- REQUIREMENT -
Only lines holding "date" are wanted; copy each of them from the records below.

(Records contained in a dataset)
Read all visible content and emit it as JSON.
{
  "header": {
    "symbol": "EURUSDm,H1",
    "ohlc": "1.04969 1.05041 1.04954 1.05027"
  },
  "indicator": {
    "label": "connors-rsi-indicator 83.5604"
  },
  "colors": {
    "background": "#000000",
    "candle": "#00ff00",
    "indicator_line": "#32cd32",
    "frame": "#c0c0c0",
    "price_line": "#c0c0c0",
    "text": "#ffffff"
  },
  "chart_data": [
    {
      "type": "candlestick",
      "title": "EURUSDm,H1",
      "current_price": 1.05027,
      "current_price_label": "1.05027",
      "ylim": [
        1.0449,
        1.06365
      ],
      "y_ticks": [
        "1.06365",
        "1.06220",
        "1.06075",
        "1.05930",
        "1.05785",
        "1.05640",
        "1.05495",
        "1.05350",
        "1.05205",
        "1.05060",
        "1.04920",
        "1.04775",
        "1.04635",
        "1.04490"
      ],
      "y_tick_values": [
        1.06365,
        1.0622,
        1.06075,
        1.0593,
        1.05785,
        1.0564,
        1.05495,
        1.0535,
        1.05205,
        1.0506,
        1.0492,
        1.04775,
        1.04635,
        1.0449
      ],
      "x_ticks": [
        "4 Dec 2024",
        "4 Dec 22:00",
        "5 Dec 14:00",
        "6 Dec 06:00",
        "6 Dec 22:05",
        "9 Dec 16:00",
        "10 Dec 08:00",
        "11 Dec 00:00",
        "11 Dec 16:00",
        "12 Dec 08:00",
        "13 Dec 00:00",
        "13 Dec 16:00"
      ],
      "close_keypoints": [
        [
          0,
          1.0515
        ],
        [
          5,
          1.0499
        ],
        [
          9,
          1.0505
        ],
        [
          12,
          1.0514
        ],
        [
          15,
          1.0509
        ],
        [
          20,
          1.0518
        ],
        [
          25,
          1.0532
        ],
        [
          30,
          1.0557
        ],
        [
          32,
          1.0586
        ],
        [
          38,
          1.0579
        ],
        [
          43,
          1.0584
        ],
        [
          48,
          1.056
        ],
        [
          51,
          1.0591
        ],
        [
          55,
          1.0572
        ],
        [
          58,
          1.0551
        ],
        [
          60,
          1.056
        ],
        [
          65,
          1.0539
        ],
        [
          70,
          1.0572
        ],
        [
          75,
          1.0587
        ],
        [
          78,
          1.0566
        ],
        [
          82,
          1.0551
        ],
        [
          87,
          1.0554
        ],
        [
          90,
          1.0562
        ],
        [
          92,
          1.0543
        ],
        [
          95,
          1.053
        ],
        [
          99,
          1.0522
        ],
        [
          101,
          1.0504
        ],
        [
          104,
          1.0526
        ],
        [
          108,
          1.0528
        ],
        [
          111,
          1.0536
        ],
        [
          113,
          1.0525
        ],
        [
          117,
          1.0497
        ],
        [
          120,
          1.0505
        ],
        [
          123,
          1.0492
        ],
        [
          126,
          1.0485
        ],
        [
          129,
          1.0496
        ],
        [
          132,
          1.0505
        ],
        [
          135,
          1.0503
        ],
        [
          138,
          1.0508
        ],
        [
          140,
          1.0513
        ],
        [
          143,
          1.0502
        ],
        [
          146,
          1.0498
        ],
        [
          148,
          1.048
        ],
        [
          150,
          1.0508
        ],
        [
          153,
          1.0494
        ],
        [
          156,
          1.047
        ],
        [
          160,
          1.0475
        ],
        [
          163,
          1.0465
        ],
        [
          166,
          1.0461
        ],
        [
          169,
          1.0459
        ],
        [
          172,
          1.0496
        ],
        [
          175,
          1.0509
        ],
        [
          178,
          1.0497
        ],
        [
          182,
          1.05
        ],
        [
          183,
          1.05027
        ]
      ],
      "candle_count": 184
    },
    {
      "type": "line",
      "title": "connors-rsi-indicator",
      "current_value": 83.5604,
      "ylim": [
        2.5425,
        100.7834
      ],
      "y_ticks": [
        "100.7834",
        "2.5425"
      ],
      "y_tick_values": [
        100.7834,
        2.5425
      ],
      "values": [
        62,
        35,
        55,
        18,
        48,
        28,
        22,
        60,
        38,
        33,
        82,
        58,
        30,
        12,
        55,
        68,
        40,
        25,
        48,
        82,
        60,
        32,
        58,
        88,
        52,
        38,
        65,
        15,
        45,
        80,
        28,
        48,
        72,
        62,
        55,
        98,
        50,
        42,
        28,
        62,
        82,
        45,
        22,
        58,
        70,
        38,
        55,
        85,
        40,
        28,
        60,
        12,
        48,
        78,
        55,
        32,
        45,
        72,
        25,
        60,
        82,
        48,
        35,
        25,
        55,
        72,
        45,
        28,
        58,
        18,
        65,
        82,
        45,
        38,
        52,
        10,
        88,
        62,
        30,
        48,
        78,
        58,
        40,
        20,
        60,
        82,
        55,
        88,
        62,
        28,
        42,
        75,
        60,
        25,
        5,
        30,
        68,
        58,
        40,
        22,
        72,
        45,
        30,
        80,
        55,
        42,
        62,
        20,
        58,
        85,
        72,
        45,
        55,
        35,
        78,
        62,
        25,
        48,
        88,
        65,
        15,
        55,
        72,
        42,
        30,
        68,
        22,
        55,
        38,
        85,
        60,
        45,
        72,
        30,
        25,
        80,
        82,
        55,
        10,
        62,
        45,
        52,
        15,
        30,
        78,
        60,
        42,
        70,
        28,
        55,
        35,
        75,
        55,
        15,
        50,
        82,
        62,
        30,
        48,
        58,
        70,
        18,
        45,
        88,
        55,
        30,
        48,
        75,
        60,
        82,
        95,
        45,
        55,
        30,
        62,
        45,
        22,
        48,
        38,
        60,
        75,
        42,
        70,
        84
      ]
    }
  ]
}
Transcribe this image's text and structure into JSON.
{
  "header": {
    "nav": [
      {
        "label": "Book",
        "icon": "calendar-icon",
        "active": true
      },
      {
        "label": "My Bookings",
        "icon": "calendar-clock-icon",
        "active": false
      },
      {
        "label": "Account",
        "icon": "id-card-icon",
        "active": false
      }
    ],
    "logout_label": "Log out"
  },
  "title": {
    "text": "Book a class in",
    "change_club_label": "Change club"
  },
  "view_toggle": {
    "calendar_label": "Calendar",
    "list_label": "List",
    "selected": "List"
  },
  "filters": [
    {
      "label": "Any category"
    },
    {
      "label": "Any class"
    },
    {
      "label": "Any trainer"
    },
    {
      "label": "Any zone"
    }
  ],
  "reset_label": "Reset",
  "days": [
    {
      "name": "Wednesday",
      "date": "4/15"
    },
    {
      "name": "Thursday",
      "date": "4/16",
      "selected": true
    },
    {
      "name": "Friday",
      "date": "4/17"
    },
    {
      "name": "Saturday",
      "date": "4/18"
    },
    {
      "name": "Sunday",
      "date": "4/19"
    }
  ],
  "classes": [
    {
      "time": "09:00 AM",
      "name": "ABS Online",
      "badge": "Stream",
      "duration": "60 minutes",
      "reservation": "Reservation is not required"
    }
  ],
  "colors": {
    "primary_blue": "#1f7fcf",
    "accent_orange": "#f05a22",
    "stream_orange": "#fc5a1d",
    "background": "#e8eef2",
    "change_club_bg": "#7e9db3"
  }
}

- TASK RESULT -
      "date": "4/15"
      "date": "4/16",
      "date": "4/17"
      "date": "4/18"
      "date": "4/19"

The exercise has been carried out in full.